By Airman 1st Class Alexus Wilcox | Peterson-Schriever Garrison Public Affairs
PETERSON AIR FORCE BASE, Colo. — Peterson AFB First Sergeants partnered with Pikes Peak Suicide Prevention organizations to host the “Call 4 Action: ’Lean on me‘” event on base Nov. 17, 2020.
The purpose of this event was to provide strategies to navigate situations when someone may be suicidal or in distress, as well as educate people on how to build connections with others to minimize disconnected feelings.
Chief Master Sgt. Robert Rogers, Joint Intelligence Operation Center, senior enlisted advisor, at Fort Worth, Texas and author of “Paperback Mentor” was at the forefront of the event. Rogers began his presentation with a recount of his personal battle with suicide and then led a discussion about connecting with people in all aspects of life.
“What makes you different, makes a difference,” said Rogers. He also emphasized the importance of being mindful of the diverse set of individuals that surround you and how you should make an attempt to understand them. The senior leader then provided some tools to maintain a healthy life using a strategy called the “Three Chamber Hour Glass,” which is illustrated in his book. This is the balance between family, career and self.
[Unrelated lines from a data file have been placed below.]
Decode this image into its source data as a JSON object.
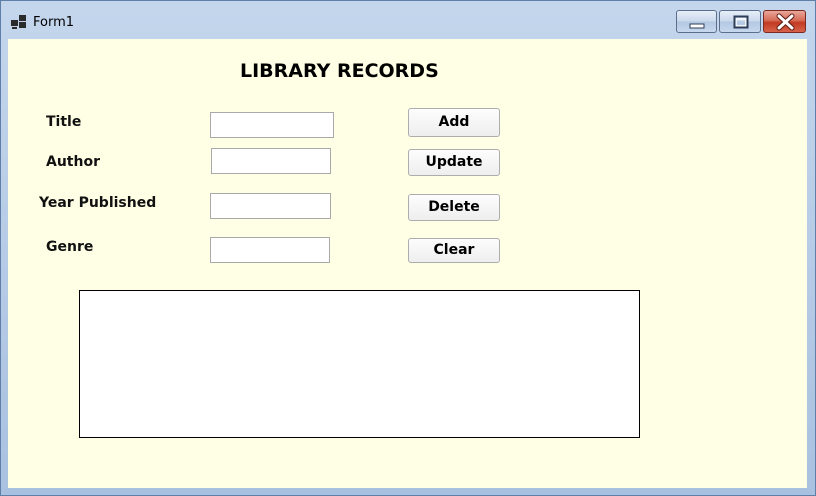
{
  "window": {
    "title": "Form1",
    "app_icon": "winforms-app-icon",
    "controls": {
      "minimize_icon": "minimize-icon",
      "maximize_icon": "maximize-icon",
      "close_icon": "close-icon"
    },
    "colors": {
      "client_background": "#ffffe5",
      "close_button": "#c23a22"
    }
  },
  "form": {
    "heading": "LIBRARY RECORDS",
    "fields": [
      {
        "label": "Title",
        "value": ""
      },
      {
        "label": "Author",
        "value": ""
      },
      {
        "label": "Year Published",
        "value": ""
      },
      {
        "label": "Genre",
        "value": ""
      }
    ],
    "buttons": {
      "add": "Add",
      "update": "Update",
      "delete": "Delete",
      "clear": "Clear"
    },
    "records_list": []
  }
}
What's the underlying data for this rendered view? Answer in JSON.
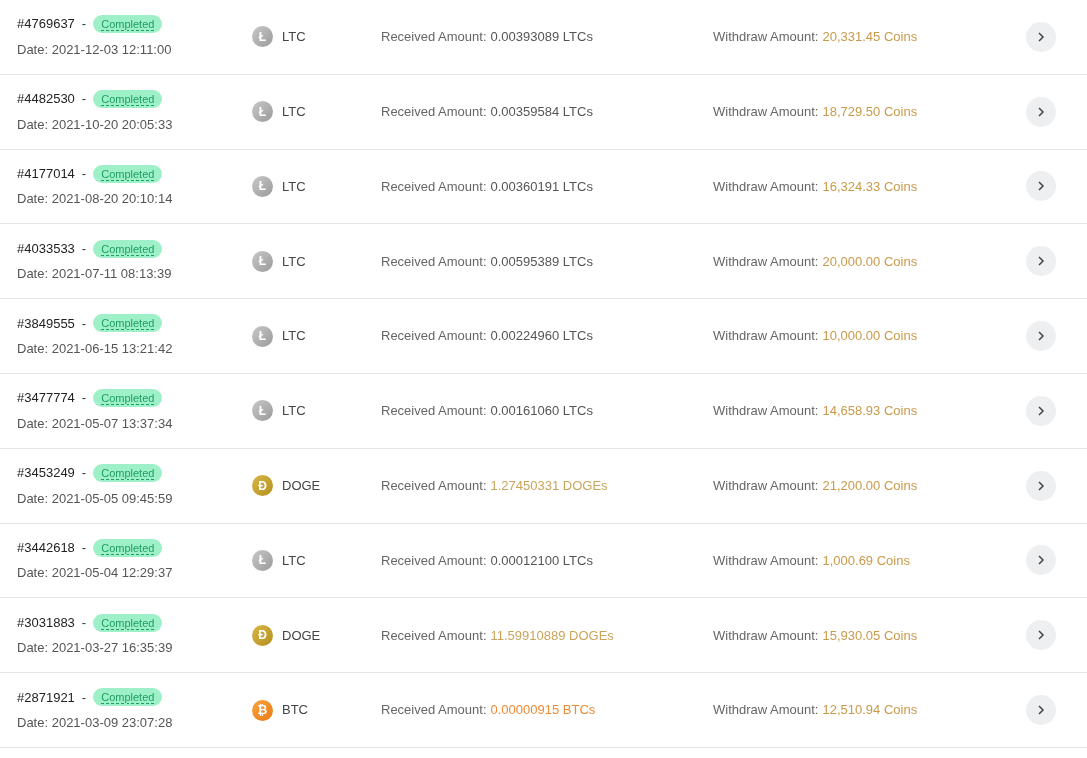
{
  "transactions": [
    {
      "id": "#4769637",
      "separator": "-",
      "status": "Completed",
      "date": "Date: 2021-12-03 12:11:00",
      "coin": {
        "kind": "ltc",
        "symbol": "Ł",
        "name": "LTC"
      },
      "received_label": "Received Amount:",
      "received": "0.00393089 LTCs",
      "withdraw_label": "Withdraw Amount:",
      "withdraw": "20,331.45 Coins"
    },
    {
      "id": "#4482530",
      "separator": "-",
      "status": "Completed",
      "date": "Date: 2021-10-20 20:05:33",
      "coin": {
        "kind": "ltc",
        "symbol": "Ł",
        "name": "LTC"
      },
      "received_label": "Received Amount:",
      "received": "0.00359584 LTCs",
      "withdraw_label": "Withdraw Amount:",
      "withdraw": "18,729.50 Coins"
    },
    {
      "id": "#4177014",
      "separator": "-",
      "status": "Completed",
      "date": "Date: 2021-08-20 20:10:14",
      "coin": {
        "kind": "ltc",
        "symbol": "Ł",
        "name": "LTC"
      },
      "received_label": "Received Amount:",
      "received": "0.00360191 LTCs",
      "withdraw_label": "Withdraw Amount:",
      "withdraw": "16,324.33 Coins"
    },
    {
      "id": "#4033533",
      "separator": "-",
      "status": "Completed",
      "date": "Date: 2021-07-11 08:13:39",
      "coin": {
        "kind": "ltc",
        "symbol": "Ł",
        "name": "LTC"
      },
      "received_label": "Received Amount:",
      "received": "0.00595389 LTCs",
      "withdraw_label": "Withdraw Amount:",
      "withdraw": "20,000.00 Coins"
    },
    {
      "id": "#3849555",
      "separator": "-",
      "status": "Completed",
      "date": "Date: 2021-06-15 13:21:42",
      "coin": {
        "kind": "ltc",
        "symbol": "Ł",
        "name": "LTC"
      },
      "received_label": "Received Amount:",
      "received": "0.00224960 LTCs",
      "withdraw_label": "Withdraw Amount:",
      "withdraw": "10,000.00 Coins"
    },
    {
      "id": "#3477774",
      "separator": "-",
      "status": "Completed",
      "date": "Date: 2021-05-07 13:37:34",
      "coin": {
        "kind": "ltc",
        "symbol": "Ł",
        "name": "LTC"
      },
      "received_label": "Received Amount:",
      "received": "0.00161060 LTCs",
      "withdraw_label": "Withdraw Amount:",
      "withdraw": "14,658.93 Coins"
    },
    {
      "id": "#3453249",
      "separator": "-",
      "status": "Completed",
      "date": "Date: 2021-05-05 09:45:59",
      "coin": {
        "kind": "doge",
        "symbol": "Ð",
        "name": "DOGE"
      },
      "received_label": "Received Amount:",
      "received": "1.27450331 DOGEs",
      "withdraw_label": "Withdraw Amount:",
      "withdraw": "21,200.00 Coins"
    },
    {
      "id": "#3442618",
      "separator": "-",
      "status": "Completed",
      "date": "Date: 2021-05-04 12:29:37",
      "coin": {
        "kind": "ltc",
        "symbol": "Ł",
        "name": "LTC"
      },
      "received_label": "Received Amount:",
      "received": "0.00012100 LTCs",
      "withdraw_label": "Withdraw Amount:",
      "withdraw": "1,000.69 Coins"
    },
    {
      "id": "#3031883",
      "separator": "-",
      "status": "Completed",
      "date": "Date: 2021-03-27 16:35:39",
      "coin": {
        "kind": "doge",
        "symbol": "Ð",
        "name": "DOGE"
      },
      "received_label": "Received Amount:",
      "received": "11.59910889 DOGEs",
      "withdraw_label": "Withdraw Amount:",
      "withdraw": "15,930.05 Coins"
    },
    {
      "id": "#2871921",
      "separator": "-",
      "status": "Completed",
      "date": "Date: 2021-03-09 23:07:28",
      "coin": {
        "kind": "btc",
        "symbol": "₿",
        "name": "BTC"
      },
      "received_label": "Received Amount:",
      "received": "0.00000915 BTCs",
      "withdraw_label": "Withdraw Amount:",
      "withdraw": "12,510.94 Coins"
    }
  ]
}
“Our Airmen need to see that it is not just them struggling,” said Senior Master Sgt. Shawn Canole, Space Delta 2 First Sergeant. “It is Airmen of all ranks that struggle with mental health and it’s okay to take a knee and get the help they need.”
Canole also introduced the attendees to the First Sergeant initiative, “Who’s your person? Here’s your dog tag.”
The program provides a military member with a dog tag with their contact information to give to an individual (military member or not) to signify that they can contact you when times get tough.
“This [“dog tag”] gesture symbolizes that they are someone you trust and talk to in a dark moment or during a tough time in your life,” said Canole.
The final leg of the event was a four-hour portion called “Safe Talks.” During this time attendees were separated into two groups and they were given crisis scenarios to discuss how they would engage the issue.
“They learned how to prevent suicide by recognizing signs, engaging someone and connecting them to an intervention resource for further support,” Canole said.
Safe Talk provided attendees with useful strategies to overcome a crisis they may not have been exposed to before and taught them how they may have managed a past crisis differently.
“[In the given scenarios], they’re giving you real experiences that are relatable, and tools that I can use as an assistant First Sergeant for my Airmen in a crisis,” said Tech Sgt. Jesus Gonzalez, 21st Security Forces Squadron, Assistant First Sergeant. “I can also pass down the information I learned [at the event] to other leaders.”
For more information, or if you need help, call 719 552-HELP to reach support services, or go to: https://www.peterson.spaceforce.mil/Got-Stress/